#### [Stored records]
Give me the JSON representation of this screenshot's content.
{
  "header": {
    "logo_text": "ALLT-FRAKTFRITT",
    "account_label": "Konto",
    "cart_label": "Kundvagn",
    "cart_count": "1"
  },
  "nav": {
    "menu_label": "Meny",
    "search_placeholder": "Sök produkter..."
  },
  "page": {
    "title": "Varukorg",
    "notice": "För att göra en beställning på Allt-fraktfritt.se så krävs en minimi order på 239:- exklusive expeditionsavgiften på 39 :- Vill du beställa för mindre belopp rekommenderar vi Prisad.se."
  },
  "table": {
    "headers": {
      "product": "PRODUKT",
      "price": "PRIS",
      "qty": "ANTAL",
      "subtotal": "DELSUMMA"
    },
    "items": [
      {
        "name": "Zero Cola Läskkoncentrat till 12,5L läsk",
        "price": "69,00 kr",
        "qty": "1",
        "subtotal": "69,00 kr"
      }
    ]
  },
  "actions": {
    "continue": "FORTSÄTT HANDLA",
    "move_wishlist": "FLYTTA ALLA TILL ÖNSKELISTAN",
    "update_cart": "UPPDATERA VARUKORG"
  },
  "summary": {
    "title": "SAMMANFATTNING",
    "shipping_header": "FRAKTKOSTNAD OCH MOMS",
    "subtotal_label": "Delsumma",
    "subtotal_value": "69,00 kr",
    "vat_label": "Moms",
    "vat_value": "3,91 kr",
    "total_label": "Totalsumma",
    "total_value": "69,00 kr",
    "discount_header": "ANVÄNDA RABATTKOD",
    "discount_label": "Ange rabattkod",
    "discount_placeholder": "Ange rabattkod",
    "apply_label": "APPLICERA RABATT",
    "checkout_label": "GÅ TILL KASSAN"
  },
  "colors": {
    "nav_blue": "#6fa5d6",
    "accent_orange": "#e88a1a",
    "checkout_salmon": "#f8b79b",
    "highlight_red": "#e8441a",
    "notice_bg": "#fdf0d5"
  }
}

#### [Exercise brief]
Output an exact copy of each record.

#### [Result for this exercise]
Give me the JSON representation of this screenshot's content.
{
  "header": {
    "logo_text": "ALLT-FRAKTFRITT",
    "account_label": "Konto",
    "cart_label": "Kundvagn",
    "cart_count": "1"
  },
  "nav": {
    "menu_label": "Meny",
    "search_placeholder": "Sök produkter..."
  },
  "page": {
    "title": "Varukorg",
    "notice": "För att göra en beställning på Allt-fraktfritt.se så krävs en minimi order på 239:- exklusive expeditionsavgiften på 39 :- Vill du beställa för mindre belopp rekommenderar vi Prisad.se."
  },
  "table": {
    "headers": {
      "product": "PRODUKT",
      "price": "PRIS",
      "qty": "ANTAL",
      "subtotal": "DELSUMMA"
    },
    "items": [
      {
        "name": "Zero Cola Läskkoncentrat till 12,5L läsk",
        "price": "69,00 kr",
        "qty": "1",
        "subtotal": "69,00 kr"
      }
    ]
  },
  "actions": {
    "continue": "FORTSÄTT HANDLA",
    "move_wishlist": "FLYTTA ALLA TILL ÖNSKELISTAN",
    "update_cart": "UPPDATERA VARUKORG"
  },
  "summary": {
    "title": "SAMMANFATTNING",
    "shipping_header": "FRAKTKOSTNAD OCH MOMS",
    "subtotal_label": "Delsumma",
    "subtotal_value": "69,00 kr",
    "vat_label": "Moms",
    "vat_value": "3,91 kr",
    "total_label": "Totalsumma",
    "total_value": "69,00 kr",
    "discount_header": "ANVÄNDA RABATTKOD",
    "discount_label": "Ange rabattkod",
    "discount_placeholder": "Ange rabattkod",
    "apply_label": "APPLICERA RABATT",
    "checkout_label": "GÅ TILL KASSAN"
  },
  "colors": {
    "nav_blue": "#6fa5d6",
    "accent_orange": "#e88a1a",
    "checkout_salmon": "#f8b79b",
    "highlight_red": "#e8441a",
    "notice_bg": "#fdf0d5"
  }
}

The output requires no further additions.